[Extracted information Boundary: Start]

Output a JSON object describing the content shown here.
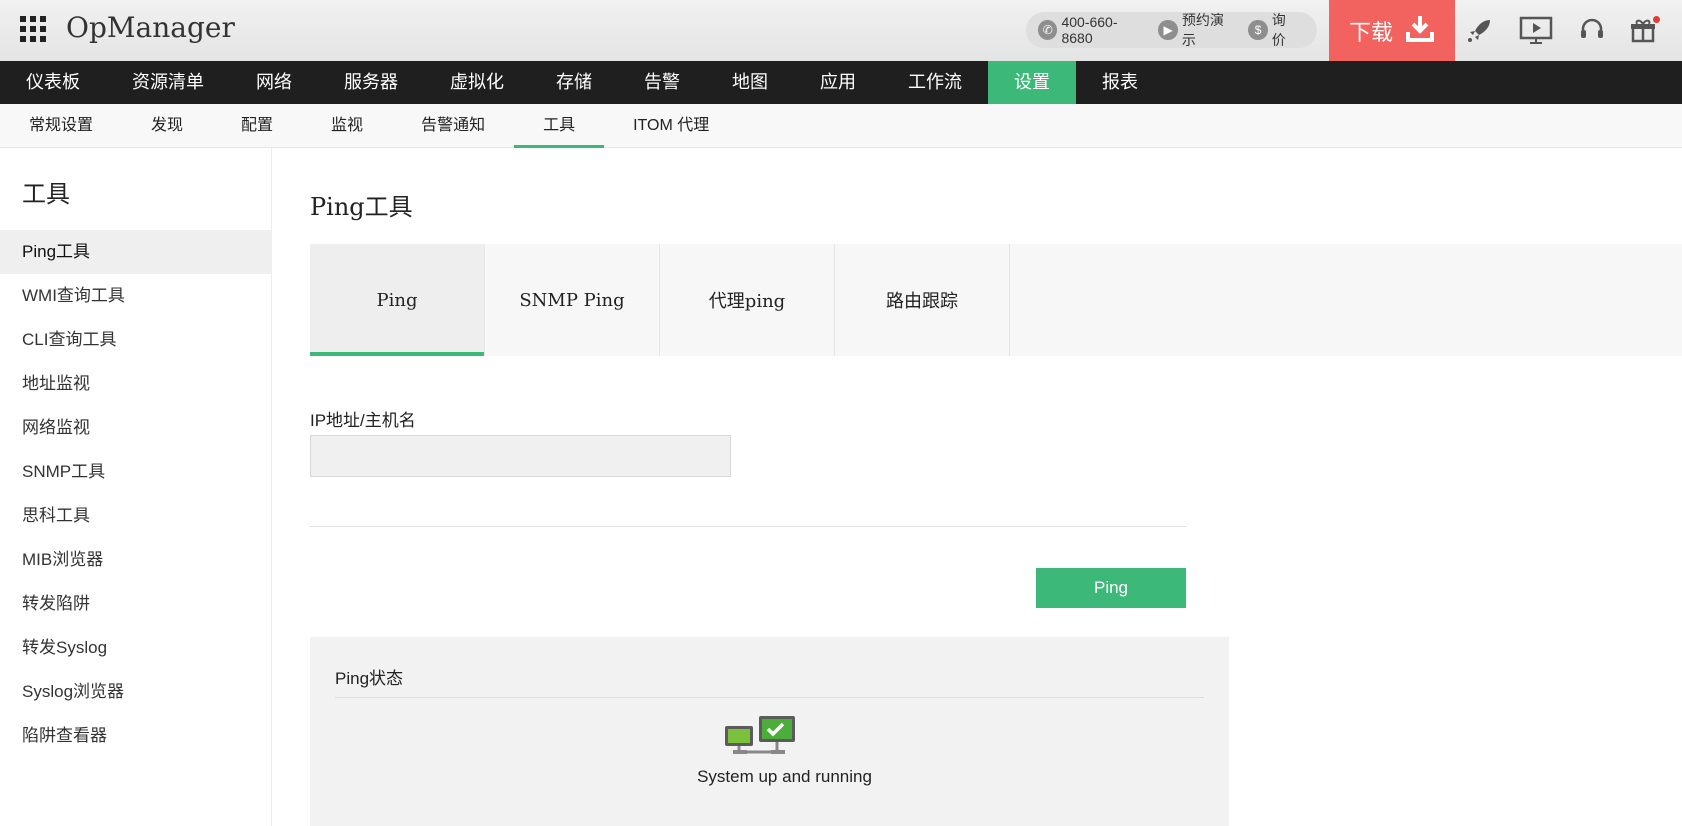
{
  "header": {
    "brand": "OpManager",
    "phone": "400-660-8680",
    "demo_label": "预约演示",
    "pricing_label": "询价",
    "download_label": "下载",
    "icons": [
      "apps-grid-icon",
      "phone-icon",
      "demo-play-icon",
      "dollar-icon",
      "download-arrow-icon",
      "rocket-icon",
      "presentation-icon",
      "headset-icon",
      "gift-icon"
    ]
  },
  "mainnav": {
    "items": [
      "仪表板",
      "资源清单",
      "网络",
      "服务器",
      "虚拟化",
      "存储",
      "告警",
      "地图",
      "应用",
      "工作流",
      "设置",
      "报表"
    ],
    "active": "设置"
  },
  "subnav": {
    "items": [
      "常规设置",
      "发现",
      "配置",
      "监视",
      "告警通知",
      "工具",
      "ITOM 代理"
    ],
    "active": "工具"
  },
  "sidebar": {
    "title": "工具",
    "items": [
      "Ping工具",
      "WMI查询工具",
      "CLI查询工具",
      "地址监视",
      "网络监视",
      "SNMP工具",
      "思科工具",
      "MIB浏览器",
      "转发陷阱",
      "转发Syslog",
      "Syslog浏览器",
      "陷阱查看器"
    ],
    "active": "Ping工具"
  },
  "content": {
    "title": "Ping工具",
    "tabs": [
      "Ping",
      "SNMP Ping",
      "代理ping",
      "路由跟踪"
    ],
    "active_tab": "Ping",
    "field_label": "IP地址/主机名",
    "field_value": "",
    "button_label": "Ping",
    "status_title": "Ping状态",
    "status_message": "System up and running"
  },
  "colors": {
    "accent_green": "#3cb878",
    "download_red": "#f2625f",
    "nav_dark": "#1f1f1f"
  }
}
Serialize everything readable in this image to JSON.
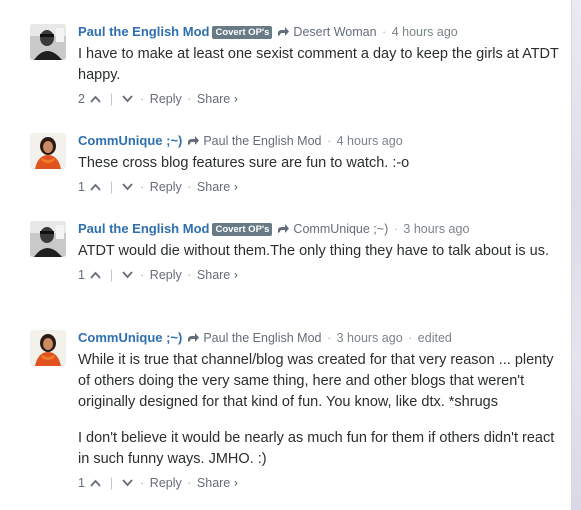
{
  "comments": [
    {
      "author": "Paul the English Mod",
      "badge": "Covert OP's",
      "in_reply_to": "Desert Woman",
      "time": "4 hours ago",
      "edited": "",
      "paragraphs": [
        "I have to make at least one sexist comment a day to keep the girls at ATDT happy."
      ],
      "votes": "2",
      "reply_label": "Reply",
      "share_label": "Share ›",
      "avatar": "bw-man-portrait"
    },
    {
      "author": "CommUnique ;~)",
      "badge": "",
      "in_reply_to": "Paul the English Mod",
      "time": "4 hours ago",
      "edited": "",
      "paragraphs": [
        "These cross blog features sure are fun to watch. :-o"
      ],
      "votes": "1",
      "reply_label": "Reply",
      "share_label": "Share ›",
      "avatar": "woman-orange-scarf"
    },
    {
      "author": "Paul the English Mod",
      "badge": "Covert OP's",
      "in_reply_to": "CommUnique ;~)",
      "time": "3 hours ago",
      "edited": "",
      "paragraphs": [
        "ATDT would die without them.The only thing they have to talk about is us."
      ],
      "votes": "1",
      "reply_label": "Reply",
      "share_label": "Share ›",
      "avatar": "bw-man-portrait"
    },
    {
      "author": "CommUnique ;~)",
      "badge": "",
      "in_reply_to": "Paul the English Mod",
      "time": "3 hours ago",
      "edited": "edited",
      "paragraphs": [
        "While it is true that channel/blog was created for that very reason ... plenty of others doing the very same thing, here and other blogs that weren't originally designed for that kind of fun. You know, like dtx. *shrugs",
        "I don't believe it would be nearly as much fun for them if others didn't react in such funny ways. JMHO. :)"
      ],
      "votes": "1",
      "reply_label": "Reply",
      "share_label": "Share ›",
      "avatar": "woman-orange-scarf"
    }
  ],
  "separator": "·",
  "colors": {
    "author": "#2e6fb0",
    "badge_bg": "#687a86",
    "meta": "#7a8489",
    "text": "#2a2e2e"
  }
}
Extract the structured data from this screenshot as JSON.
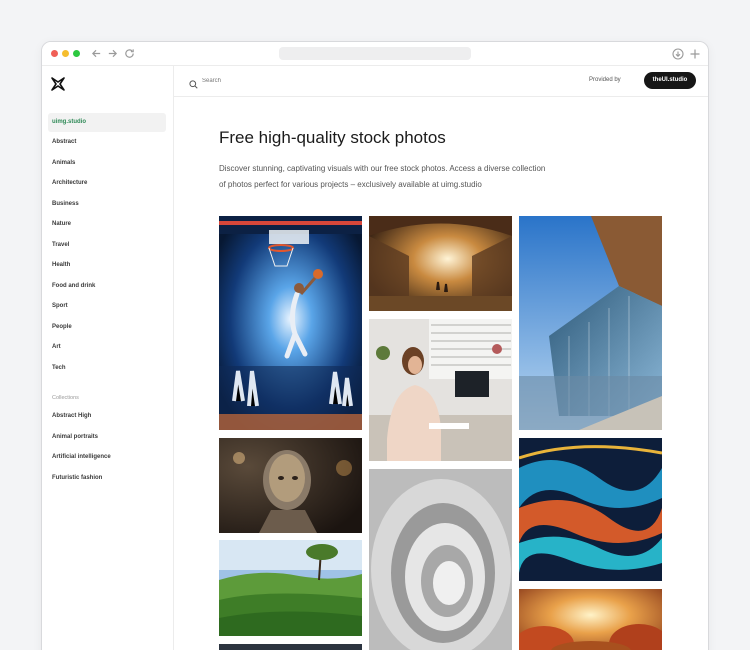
{
  "toolbar": {
    "back_icon": "arrow-left-icon",
    "forward_icon": "arrow-right-icon",
    "reload_icon": "refresh-icon",
    "download_icon": "download-icon",
    "new_tab_icon": "plus-icon"
  },
  "sidebar": {
    "logo_icon": "uimg-logo-icon",
    "categories": [
      {
        "label": "uimg.studio",
        "active": true
      },
      {
        "label": "Abstract"
      },
      {
        "label": "Animals"
      },
      {
        "label": "Architecture"
      },
      {
        "label": "Business"
      },
      {
        "label": "Nature"
      },
      {
        "label": "Travel"
      },
      {
        "label": "Health"
      },
      {
        "label": "Food and drink"
      },
      {
        "label": "Sport"
      },
      {
        "label": "People"
      },
      {
        "label": "Art"
      },
      {
        "label": "Tech"
      }
    ],
    "collections_heading": "Collections",
    "collections": [
      {
        "label": "Abstract High"
      },
      {
        "label": "Animal portraits"
      },
      {
        "label": "Artificial intelligence"
      },
      {
        "label": "Futuristic fashion"
      }
    ]
  },
  "topbar": {
    "search_placeholder": "Search",
    "provided_by": "Provided by",
    "brand_button": "theUI.studio"
  },
  "main": {
    "title": "Free high-quality stock photos",
    "description": "Discover stunning, captivating visuals with our free stock photos. Access a diverse collection of photos perfect for various projects – exclusively available at uimg.studio"
  },
  "colors": {
    "active_green": "#2f8a57",
    "brand_button_bg": "#161616"
  }
}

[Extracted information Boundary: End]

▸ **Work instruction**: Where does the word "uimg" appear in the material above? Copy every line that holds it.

▸ **Exercise result**:
    "logo_icon": "uimg-logo-icon",
        "label": "uimg.studio",
    "description": "Discover stunning, captivating visuals with our free stock photos. Access a diverse collection of photos perfect for various projects – exclusively available at uimg.studio"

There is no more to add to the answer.